MATERIALS PROVIDED —
==============================

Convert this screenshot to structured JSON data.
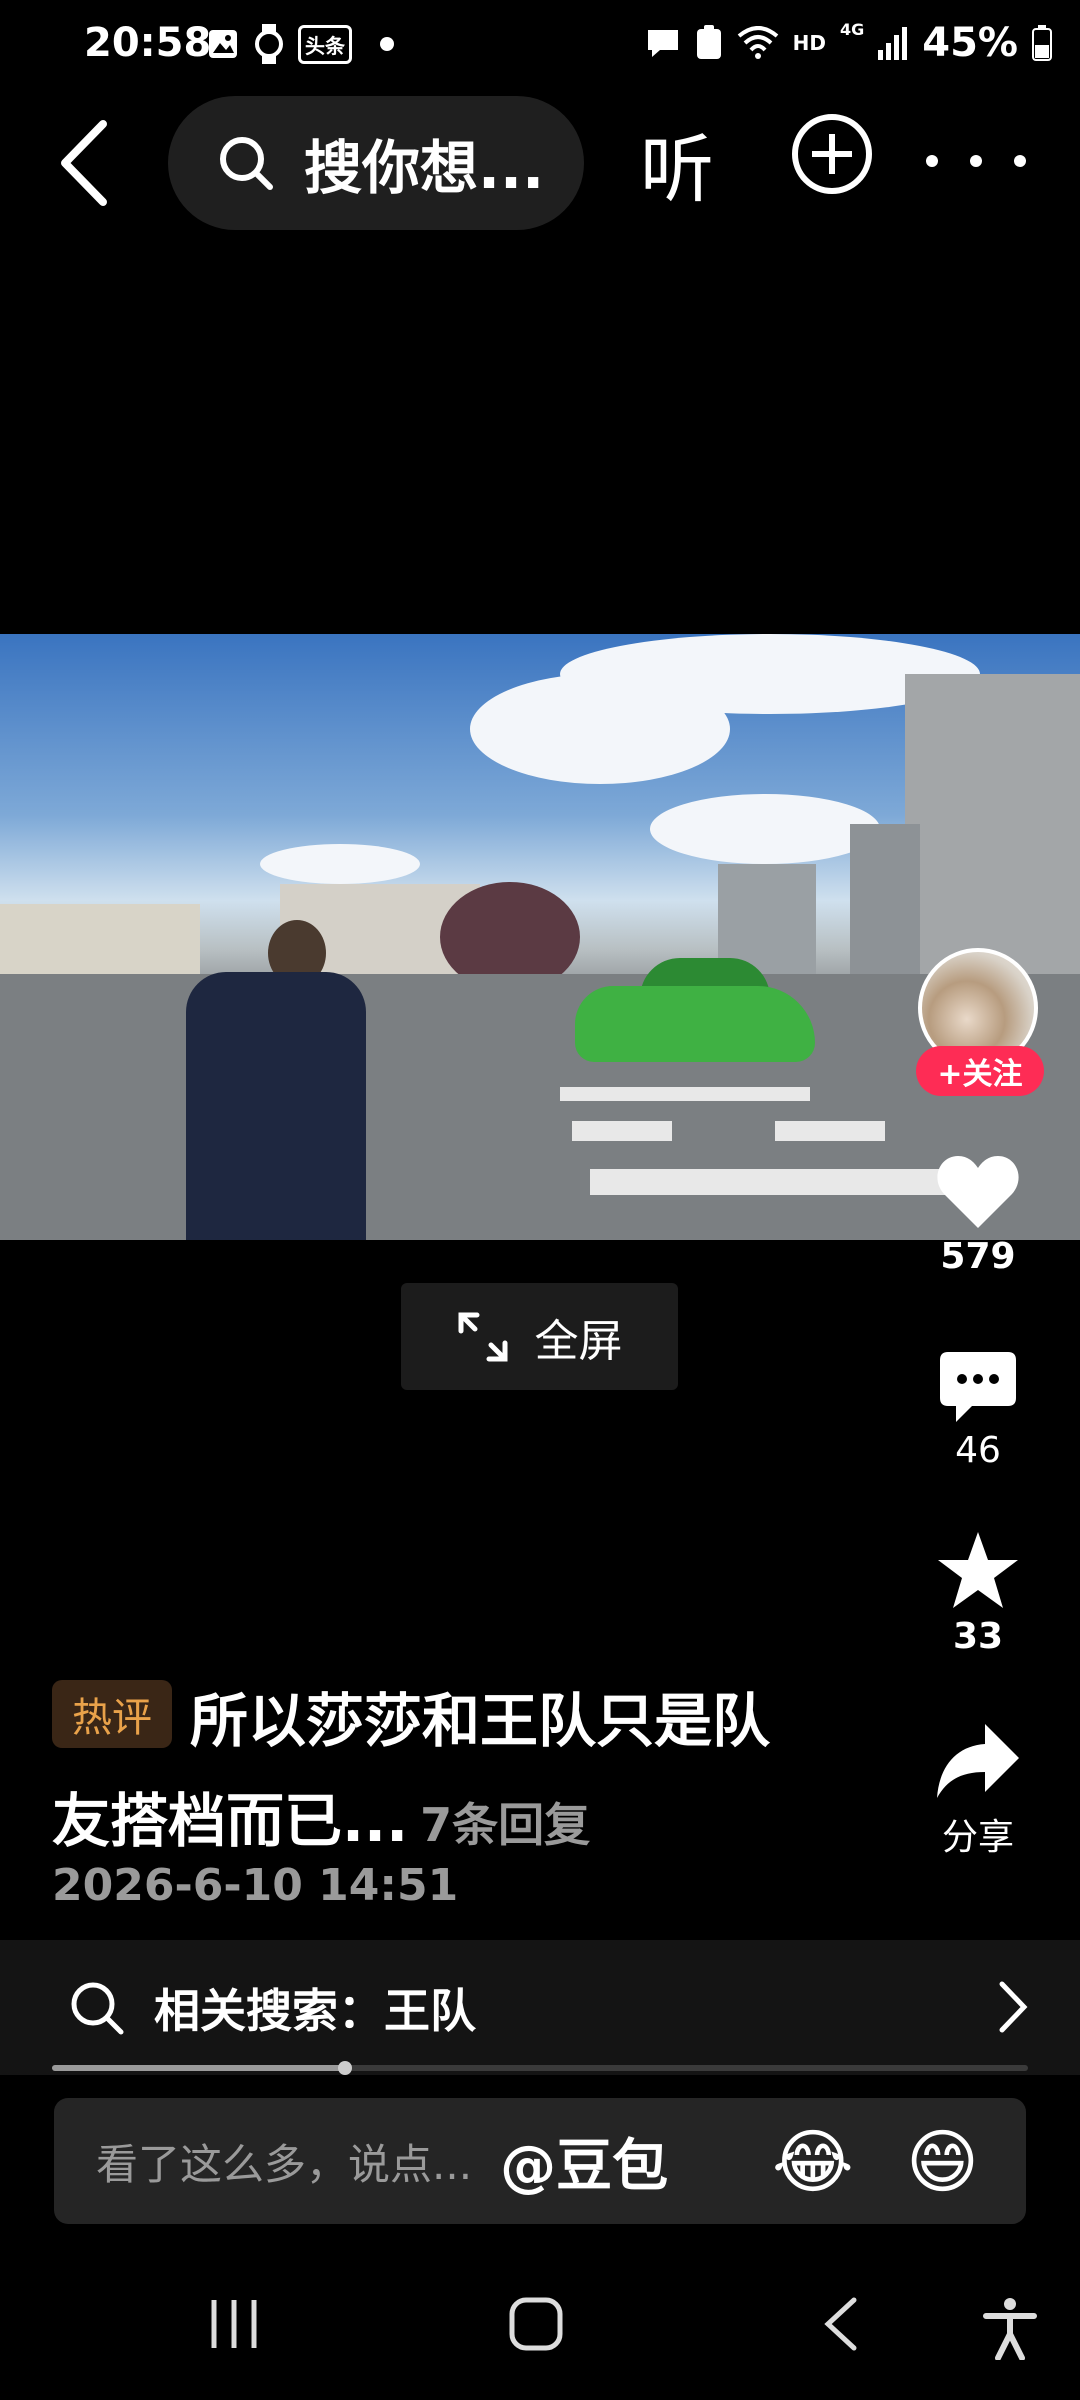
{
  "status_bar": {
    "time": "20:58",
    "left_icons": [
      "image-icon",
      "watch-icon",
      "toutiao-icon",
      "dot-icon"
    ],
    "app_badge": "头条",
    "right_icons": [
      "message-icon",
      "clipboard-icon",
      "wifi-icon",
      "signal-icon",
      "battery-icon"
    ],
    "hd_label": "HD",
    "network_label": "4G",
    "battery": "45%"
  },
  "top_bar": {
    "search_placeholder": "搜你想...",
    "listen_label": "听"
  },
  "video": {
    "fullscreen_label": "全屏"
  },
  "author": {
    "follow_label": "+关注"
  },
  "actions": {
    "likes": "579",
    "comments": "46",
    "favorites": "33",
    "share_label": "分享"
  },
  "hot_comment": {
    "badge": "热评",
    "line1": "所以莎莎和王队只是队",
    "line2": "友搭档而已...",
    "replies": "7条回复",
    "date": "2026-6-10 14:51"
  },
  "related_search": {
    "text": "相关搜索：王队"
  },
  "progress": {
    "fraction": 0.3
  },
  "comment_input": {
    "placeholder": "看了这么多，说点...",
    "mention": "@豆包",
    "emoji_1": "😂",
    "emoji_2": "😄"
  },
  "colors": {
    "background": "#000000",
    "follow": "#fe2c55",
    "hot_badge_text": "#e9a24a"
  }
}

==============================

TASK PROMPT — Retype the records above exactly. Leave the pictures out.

RESPONSE AREA —
Convert this screenshot to structured JSON data.
{
  "status_bar": {
    "time": "20:58",
    "left_icons": [
      "image-icon",
      "watch-icon",
      "toutiao-icon",
      "dot-icon"
    ],
    "app_badge": "头条",
    "right_icons": [
      "message-icon",
      "clipboard-icon",
      "wifi-icon",
      "signal-icon",
      "battery-icon"
    ],
    "hd_label": "HD",
    "network_label": "4G",
    "battery": "45%"
  },
  "top_bar": {
    "search_placeholder": "搜你想...",
    "listen_label": "听"
  },
  "video": {
    "fullscreen_label": "全屏"
  },
  "author": {
    "follow_label": "+关注"
  },
  "actions": {
    "likes": "579",
    "comments": "46",
    "favorites": "33",
    "share_label": "分享"
  },
  "hot_comment": {
    "badge": "热评",
    "line1": "所以莎莎和王队只是队",
    "line2": "友搭档而已...",
    "replies": "7条回复",
    "date": "2026-6-10 14:51"
  },
  "related_search": {
    "text": "相关搜索：王队"
  },
  "progress": {
    "fraction": 0.3
  },
  "comment_input": {
    "placeholder": "看了这么多，说点...",
    "mention": "@豆包",
    "emoji_1": "😂",
    "emoji_2": "😄"
  },
  "colors": {
    "background": "#000000",
    "follow": "#fe2c55",
    "hot_badge_text": "#e9a24a"
  }
}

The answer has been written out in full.